_ENTRIES SHOWN_:
· · · · ·

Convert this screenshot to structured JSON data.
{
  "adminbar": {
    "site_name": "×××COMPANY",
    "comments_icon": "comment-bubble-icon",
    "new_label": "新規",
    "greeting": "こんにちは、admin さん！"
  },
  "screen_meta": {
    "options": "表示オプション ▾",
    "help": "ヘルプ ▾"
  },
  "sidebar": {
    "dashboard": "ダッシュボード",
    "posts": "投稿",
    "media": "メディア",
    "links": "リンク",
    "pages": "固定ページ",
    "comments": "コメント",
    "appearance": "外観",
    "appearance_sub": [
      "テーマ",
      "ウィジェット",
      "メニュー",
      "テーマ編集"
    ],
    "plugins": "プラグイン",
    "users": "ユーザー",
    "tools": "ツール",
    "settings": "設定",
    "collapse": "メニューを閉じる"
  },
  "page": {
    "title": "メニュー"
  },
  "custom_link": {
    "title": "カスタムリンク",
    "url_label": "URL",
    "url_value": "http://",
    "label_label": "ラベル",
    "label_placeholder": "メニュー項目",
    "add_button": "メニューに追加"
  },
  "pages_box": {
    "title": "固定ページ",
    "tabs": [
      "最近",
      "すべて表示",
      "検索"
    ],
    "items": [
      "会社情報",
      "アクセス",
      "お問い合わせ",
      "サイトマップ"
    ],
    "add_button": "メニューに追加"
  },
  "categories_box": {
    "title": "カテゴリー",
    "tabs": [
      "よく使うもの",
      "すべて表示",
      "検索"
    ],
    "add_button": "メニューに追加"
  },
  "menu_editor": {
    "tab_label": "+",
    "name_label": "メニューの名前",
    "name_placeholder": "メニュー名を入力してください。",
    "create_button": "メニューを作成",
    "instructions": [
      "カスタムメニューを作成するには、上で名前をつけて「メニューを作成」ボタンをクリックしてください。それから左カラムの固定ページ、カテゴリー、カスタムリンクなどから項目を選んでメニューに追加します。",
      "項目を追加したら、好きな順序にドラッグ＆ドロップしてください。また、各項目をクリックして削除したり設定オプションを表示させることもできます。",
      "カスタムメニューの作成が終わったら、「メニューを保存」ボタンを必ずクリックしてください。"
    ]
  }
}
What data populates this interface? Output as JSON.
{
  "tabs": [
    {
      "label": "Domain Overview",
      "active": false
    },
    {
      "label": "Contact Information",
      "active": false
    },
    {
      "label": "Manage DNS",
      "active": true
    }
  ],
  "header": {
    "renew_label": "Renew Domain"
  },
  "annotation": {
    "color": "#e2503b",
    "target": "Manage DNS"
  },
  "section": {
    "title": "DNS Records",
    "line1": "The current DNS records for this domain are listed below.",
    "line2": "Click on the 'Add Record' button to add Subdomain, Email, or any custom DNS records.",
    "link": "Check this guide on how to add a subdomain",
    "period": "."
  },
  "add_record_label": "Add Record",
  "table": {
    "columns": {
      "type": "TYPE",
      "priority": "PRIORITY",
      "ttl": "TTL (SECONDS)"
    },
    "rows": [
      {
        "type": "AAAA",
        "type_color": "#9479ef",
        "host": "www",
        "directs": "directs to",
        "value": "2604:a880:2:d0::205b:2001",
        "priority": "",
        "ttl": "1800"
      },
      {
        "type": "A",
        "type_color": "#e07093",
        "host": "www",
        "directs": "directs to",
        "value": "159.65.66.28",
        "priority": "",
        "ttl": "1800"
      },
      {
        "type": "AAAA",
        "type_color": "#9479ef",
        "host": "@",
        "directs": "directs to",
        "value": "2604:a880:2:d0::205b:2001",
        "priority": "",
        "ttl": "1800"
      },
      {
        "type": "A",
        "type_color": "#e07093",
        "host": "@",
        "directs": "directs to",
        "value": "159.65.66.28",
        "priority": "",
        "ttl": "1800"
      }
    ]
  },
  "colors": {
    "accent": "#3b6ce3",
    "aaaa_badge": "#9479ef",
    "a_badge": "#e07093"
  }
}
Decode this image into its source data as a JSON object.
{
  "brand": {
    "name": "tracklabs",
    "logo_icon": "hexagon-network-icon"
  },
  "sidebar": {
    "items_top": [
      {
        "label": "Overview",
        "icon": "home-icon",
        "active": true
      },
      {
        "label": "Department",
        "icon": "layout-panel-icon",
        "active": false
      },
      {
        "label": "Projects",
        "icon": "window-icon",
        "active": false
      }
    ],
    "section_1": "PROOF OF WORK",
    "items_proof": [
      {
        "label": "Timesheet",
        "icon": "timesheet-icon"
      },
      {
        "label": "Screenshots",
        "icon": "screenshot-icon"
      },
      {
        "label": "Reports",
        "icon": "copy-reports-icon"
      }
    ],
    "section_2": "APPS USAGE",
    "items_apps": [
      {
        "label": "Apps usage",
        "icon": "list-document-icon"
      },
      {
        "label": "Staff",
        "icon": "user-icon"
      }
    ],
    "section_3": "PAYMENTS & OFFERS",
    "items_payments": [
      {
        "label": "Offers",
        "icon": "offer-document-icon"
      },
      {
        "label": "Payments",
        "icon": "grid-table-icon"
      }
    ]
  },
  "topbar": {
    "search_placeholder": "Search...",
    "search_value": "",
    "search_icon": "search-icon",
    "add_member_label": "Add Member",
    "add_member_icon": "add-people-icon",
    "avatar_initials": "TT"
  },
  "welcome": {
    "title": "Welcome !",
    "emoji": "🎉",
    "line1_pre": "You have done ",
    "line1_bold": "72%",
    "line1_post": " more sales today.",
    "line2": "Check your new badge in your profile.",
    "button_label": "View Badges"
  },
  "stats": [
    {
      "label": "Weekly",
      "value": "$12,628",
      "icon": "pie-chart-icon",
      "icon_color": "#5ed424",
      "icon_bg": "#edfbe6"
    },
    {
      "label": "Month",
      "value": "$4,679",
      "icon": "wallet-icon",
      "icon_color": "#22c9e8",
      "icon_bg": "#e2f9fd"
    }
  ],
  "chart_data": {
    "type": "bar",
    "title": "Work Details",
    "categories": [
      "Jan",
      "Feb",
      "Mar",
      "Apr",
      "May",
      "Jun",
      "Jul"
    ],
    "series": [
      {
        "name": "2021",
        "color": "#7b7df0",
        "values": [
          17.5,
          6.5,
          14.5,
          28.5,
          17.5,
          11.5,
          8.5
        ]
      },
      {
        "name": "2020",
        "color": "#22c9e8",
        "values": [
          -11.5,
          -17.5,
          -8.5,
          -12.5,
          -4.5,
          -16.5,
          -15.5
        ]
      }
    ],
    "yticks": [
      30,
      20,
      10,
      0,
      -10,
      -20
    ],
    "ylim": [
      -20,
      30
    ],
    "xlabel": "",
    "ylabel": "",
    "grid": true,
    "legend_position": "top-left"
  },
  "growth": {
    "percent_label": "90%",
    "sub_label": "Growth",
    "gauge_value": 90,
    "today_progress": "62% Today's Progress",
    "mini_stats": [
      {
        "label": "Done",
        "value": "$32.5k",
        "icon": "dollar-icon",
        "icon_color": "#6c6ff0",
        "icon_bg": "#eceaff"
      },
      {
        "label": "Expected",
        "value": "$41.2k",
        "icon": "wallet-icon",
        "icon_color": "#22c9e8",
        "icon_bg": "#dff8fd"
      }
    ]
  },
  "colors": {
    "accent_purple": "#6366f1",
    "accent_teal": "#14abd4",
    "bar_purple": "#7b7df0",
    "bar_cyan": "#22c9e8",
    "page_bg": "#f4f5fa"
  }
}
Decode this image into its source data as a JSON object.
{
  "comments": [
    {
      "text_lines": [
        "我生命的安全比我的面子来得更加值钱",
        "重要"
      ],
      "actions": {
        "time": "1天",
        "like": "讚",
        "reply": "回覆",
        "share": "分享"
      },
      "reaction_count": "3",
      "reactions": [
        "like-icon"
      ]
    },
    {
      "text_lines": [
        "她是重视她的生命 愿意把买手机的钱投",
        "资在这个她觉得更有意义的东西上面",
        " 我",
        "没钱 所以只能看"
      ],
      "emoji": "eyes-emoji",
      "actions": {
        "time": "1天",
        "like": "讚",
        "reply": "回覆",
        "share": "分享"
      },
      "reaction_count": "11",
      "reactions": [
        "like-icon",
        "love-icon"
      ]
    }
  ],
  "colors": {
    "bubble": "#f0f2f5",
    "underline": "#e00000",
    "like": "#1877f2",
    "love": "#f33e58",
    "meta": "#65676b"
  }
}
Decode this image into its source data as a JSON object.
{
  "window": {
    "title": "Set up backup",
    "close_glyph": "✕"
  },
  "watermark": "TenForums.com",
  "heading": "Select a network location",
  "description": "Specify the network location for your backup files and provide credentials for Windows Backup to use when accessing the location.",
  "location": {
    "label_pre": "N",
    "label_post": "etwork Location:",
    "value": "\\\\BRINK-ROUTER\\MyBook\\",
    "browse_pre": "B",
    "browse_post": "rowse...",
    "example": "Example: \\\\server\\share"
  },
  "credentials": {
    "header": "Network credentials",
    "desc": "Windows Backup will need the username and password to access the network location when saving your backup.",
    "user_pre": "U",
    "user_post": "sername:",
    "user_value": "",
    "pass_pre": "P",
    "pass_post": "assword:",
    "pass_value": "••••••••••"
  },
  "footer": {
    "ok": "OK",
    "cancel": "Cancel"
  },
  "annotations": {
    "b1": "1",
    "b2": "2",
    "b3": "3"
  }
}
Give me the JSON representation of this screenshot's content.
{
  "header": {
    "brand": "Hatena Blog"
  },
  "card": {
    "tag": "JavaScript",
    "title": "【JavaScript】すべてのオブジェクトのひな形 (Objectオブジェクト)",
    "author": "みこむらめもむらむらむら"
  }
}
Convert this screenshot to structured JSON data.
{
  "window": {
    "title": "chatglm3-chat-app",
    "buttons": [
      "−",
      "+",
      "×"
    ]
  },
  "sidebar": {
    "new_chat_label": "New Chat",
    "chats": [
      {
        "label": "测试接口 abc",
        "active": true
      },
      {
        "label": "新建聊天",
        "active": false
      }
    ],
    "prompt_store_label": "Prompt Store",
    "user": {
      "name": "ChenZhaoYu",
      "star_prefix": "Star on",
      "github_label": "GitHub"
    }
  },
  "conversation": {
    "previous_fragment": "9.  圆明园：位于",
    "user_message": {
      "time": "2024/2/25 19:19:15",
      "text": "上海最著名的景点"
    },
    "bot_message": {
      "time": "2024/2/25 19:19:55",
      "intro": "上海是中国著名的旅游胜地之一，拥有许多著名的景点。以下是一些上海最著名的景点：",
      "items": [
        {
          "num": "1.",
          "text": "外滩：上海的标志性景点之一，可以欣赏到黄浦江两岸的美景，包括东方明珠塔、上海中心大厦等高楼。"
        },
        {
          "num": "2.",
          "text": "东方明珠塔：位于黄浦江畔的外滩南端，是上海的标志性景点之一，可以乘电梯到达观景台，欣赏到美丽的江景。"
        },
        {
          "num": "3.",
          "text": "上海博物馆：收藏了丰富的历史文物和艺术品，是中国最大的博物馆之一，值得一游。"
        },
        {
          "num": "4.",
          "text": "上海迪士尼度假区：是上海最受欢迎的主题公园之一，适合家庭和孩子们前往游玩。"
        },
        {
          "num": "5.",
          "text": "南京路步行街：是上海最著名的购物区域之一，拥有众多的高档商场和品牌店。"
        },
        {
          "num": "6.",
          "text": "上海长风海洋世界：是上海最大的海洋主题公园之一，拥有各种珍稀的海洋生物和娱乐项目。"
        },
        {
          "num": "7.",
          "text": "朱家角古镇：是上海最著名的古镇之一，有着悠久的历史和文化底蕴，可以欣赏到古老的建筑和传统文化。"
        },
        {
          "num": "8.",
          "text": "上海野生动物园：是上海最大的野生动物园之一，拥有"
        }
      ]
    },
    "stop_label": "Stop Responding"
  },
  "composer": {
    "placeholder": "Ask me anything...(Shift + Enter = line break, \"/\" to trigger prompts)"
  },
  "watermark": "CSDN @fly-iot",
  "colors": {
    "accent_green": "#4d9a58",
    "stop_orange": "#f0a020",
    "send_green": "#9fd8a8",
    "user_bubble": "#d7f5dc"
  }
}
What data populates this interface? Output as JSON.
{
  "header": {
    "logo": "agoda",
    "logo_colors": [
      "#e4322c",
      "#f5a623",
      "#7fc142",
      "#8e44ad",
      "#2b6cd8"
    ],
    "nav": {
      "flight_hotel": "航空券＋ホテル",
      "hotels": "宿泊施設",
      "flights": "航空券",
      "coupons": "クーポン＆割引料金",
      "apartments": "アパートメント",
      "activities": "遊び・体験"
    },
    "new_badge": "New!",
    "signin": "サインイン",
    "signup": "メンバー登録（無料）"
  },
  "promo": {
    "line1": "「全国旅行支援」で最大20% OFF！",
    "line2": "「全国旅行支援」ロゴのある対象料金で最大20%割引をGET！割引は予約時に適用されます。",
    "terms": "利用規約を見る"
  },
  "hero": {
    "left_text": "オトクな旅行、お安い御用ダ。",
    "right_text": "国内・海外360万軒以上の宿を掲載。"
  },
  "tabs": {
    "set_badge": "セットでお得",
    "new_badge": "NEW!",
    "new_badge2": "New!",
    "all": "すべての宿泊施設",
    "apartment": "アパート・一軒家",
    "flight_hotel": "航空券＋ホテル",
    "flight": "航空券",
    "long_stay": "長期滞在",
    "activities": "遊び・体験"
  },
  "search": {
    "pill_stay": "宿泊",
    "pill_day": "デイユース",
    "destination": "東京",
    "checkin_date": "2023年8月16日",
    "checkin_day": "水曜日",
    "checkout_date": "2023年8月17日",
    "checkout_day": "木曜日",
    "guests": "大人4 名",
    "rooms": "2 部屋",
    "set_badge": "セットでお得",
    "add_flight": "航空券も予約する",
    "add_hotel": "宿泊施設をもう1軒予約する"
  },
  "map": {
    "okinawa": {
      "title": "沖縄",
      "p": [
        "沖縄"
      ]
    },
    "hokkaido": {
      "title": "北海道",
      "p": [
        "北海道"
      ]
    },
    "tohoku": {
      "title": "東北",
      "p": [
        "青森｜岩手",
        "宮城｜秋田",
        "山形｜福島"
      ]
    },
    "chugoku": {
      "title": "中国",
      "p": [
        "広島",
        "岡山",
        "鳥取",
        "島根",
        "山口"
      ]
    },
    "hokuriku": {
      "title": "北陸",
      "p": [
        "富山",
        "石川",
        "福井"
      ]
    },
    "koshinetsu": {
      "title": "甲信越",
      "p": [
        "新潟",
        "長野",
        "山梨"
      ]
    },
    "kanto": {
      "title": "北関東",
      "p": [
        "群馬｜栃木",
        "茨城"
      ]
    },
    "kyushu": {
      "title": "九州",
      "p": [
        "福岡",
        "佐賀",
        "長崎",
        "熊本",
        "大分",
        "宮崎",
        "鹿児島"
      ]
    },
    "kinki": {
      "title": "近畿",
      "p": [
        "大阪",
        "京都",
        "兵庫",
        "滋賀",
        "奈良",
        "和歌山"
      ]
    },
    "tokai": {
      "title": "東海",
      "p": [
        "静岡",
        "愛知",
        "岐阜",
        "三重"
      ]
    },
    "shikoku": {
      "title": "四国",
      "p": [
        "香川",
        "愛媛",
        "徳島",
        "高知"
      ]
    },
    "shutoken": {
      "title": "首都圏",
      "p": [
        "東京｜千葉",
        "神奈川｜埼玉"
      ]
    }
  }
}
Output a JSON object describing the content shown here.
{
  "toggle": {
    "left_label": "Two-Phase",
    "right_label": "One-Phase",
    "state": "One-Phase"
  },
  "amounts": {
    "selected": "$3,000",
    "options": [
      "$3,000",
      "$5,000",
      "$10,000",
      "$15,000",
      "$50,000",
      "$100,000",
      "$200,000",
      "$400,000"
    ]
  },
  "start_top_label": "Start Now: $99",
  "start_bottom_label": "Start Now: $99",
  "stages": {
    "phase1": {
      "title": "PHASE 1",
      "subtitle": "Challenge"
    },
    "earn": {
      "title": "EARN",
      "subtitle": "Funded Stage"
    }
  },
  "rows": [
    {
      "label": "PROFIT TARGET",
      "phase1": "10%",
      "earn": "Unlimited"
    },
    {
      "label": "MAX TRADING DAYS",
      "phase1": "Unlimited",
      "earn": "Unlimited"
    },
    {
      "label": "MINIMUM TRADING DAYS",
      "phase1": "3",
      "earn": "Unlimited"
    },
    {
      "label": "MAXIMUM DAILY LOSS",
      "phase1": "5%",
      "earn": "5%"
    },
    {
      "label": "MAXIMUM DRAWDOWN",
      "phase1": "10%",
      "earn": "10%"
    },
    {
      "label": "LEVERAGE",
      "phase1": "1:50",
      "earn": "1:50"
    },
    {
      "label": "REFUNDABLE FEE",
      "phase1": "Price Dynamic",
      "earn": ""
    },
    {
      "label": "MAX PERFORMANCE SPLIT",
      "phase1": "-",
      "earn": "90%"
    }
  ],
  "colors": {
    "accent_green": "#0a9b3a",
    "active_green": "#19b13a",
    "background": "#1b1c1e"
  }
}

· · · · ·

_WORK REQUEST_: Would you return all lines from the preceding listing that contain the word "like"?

_TASK OUTPUT_:
        "like": "讚",
        "like-icon"
        "like": "讚",
        "like-icon",
    "like": "#1877f2",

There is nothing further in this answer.